The problem –
The data must be written out once more, precisely as given.

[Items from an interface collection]
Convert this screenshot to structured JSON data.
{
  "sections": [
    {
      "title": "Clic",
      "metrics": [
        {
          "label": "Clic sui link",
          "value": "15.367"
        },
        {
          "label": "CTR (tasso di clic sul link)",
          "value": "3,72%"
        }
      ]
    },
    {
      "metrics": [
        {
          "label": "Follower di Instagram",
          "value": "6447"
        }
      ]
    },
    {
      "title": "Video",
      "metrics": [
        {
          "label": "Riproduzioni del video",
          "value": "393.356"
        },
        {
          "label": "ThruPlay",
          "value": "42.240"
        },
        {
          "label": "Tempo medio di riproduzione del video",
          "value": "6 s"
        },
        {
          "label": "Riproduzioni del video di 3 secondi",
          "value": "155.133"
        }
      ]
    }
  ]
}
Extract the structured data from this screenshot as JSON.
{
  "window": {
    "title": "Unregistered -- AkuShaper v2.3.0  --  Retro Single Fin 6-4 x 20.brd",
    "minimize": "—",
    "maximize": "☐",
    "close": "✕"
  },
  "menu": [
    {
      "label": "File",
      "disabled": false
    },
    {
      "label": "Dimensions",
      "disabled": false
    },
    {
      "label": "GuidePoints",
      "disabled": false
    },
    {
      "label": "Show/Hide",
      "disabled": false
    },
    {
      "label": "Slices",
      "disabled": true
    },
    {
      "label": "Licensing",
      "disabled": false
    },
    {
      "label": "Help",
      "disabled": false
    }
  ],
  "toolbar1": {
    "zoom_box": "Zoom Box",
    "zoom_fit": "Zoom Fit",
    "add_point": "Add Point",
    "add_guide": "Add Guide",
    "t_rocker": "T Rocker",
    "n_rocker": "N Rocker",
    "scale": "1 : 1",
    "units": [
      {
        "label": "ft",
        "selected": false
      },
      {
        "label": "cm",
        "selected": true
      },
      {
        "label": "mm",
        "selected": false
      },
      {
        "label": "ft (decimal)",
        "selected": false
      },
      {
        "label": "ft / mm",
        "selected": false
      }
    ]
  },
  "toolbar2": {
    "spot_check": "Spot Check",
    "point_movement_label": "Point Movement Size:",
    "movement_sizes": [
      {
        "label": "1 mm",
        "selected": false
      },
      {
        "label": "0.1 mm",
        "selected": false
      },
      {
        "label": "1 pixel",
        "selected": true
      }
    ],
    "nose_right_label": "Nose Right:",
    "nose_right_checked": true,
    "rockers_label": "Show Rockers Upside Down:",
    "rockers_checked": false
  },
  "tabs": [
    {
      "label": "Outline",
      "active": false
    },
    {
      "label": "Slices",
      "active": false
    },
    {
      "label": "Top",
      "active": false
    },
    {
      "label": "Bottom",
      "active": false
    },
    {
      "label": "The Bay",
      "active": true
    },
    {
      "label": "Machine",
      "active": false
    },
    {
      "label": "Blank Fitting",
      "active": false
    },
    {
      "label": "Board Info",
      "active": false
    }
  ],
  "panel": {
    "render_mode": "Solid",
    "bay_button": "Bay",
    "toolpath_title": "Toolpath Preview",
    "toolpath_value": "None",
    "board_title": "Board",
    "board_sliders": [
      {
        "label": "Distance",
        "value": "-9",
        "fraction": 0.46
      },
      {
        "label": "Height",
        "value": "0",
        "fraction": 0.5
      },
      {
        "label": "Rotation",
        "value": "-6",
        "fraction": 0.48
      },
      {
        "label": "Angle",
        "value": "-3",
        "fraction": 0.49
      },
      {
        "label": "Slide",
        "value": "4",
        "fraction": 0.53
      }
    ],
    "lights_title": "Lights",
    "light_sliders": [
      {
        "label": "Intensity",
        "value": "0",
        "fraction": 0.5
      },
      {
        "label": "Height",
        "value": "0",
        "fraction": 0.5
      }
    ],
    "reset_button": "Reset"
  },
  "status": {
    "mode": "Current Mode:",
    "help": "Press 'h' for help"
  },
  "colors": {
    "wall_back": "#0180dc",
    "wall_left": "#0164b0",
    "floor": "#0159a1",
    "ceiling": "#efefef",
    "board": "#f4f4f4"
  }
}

Response to the task –
Convert this screenshot to structured JSON data.
{
  "sections": [
    {
      "title": "Clic",
      "metrics": [
        {
          "label": "Clic sui link",
          "value": "15.367"
        },
        {
          "label": "CTR (tasso di clic sul link)",
          "value": "3,72%"
        }
      ]
    },
    {
      "metrics": [
        {
          "label": "Follower di Instagram",
          "value": "6447"
        }
      ]
    },
    {
      "title": "Video",
      "metrics": [
        {
          "label": "Riproduzioni del video",
          "value": "393.356"
        },
        {
          "label": "ThruPlay",
          "value": "42.240"
        },
        {
          "label": "Tempo medio di riproduzione del video",
          "value": "6 s"
        },
        {
          "label": "Riproduzioni del video di 3 secondi",
          "value": "155.133"
        }
      ]
    }
  ]
}
Extract the structured data from this screenshot as JSON.
{
  "window": {
    "title": "Unregistered -- AkuShaper v2.3.0  --  Retro Single Fin 6-4 x 20.brd",
    "minimize": "—",
    "maximize": "☐",
    "close": "✕"
  },
  "menu": [
    {
      "label": "File",
      "disabled": false
    },
    {
      "label": "Dimensions",
      "disabled": false
    },
    {
      "label": "GuidePoints",
      "disabled": false
    },
    {
      "label": "Show/Hide",
      "disabled": false
    },
    {
      "label": "Slices",
      "disabled": true
    },
    {
      "label": "Licensing",
      "disabled": false
    },
    {
      "label": "Help",
      "disabled": false
    }
  ],
  "toolbar1": {
    "zoom_box": "Zoom Box",
    "zoom_fit": "Zoom Fit",
    "add_point": "Add Point",
    "add_guide": "Add Guide",
    "t_rocker": "T Rocker",
    "n_rocker": "N Rocker",
    "scale": "1 : 1",
    "units": [
      {
        "label": "ft",
        "selected": false
      },
      {
        "label": "cm",
        "selected": true
      },
      {
        "label": "mm",
        "selected": false
      },
      {
        "label": "ft (decimal)",
        "selected": false
      },
      {
        "label": "ft / mm",
        "selected": false
      }
    ]
  },
  "toolbar2": {
    "spot_check": "Spot Check",
    "point_movement_label": "Point Movement Size:",
    "movement_sizes": [
      {
        "label": "1 mm",
        "selected": false
      },
      {
        "label": "0.1 mm",
        "selected": false
      },
      {
        "label": "1 pixel",
        "selected": true
      }
    ],
    "nose_right_label": "Nose Right:",
    "nose_right_checked": true,
    "rockers_label": "Show Rockers Upside Down:",
    "rockers_checked": false
  },
  "tabs": [
    {
      "label": "Outline",
      "active": false
    },
    {
      "label": "Slices",
      "active": false
    },
    {
      "label": "Top",
      "active": false
    },
    {
      "label": "Bottom",
      "active": false
    },
    {
      "label": "The Bay",
      "active": true
    },
    {
      "label": "Machine",
      "active": false
    },
    {
      "label": "Blank Fitting",
      "active": false
    },
    {
      "label": "Board Info",
      "active": false
    }
  ],
  "panel": {
    "render_mode": "Solid",
    "bay_button": "Bay",
    "toolpath_title": "Toolpath Preview",
    "toolpath_value": "None",
    "board_title": "Board",
    "board_sliders": [
      {
        "label": "Distance",
        "value": "-9",
        "fraction": 0.46
      },
      {
        "label": "Height",
        "value": "0",
        "fraction": 0.5
      },
      {
        "label": "Rotation",
        "value": "-6",
        "fraction": 0.48
      },
      {
        "label": "Angle",
        "value": "-3",
        "fraction": 0.49
      },
      {
        "label": "Slide",
        "value": "4",
        "fraction": 0.53
      }
    ],
    "lights_title": "Lights",
    "light_sliders": [
      {
        "label": "Intensity",
        "value": "0",
        "fraction": 0.5
      },
      {
        "label": "Height",
        "value": "0",
        "fraction": 0.5
      }
    ],
    "reset_button": "Reset"
  },
  "status": {
    "mode": "Current Mode:",
    "help": "Press 'h' for help"
  },
  "colors": {
    "wall_back": "#0180dc",
    "wall_left": "#0164b0",
    "floor": "#0159a1",
    "ceiling": "#efefef",
    "board": "#f4f4f4"
  }
}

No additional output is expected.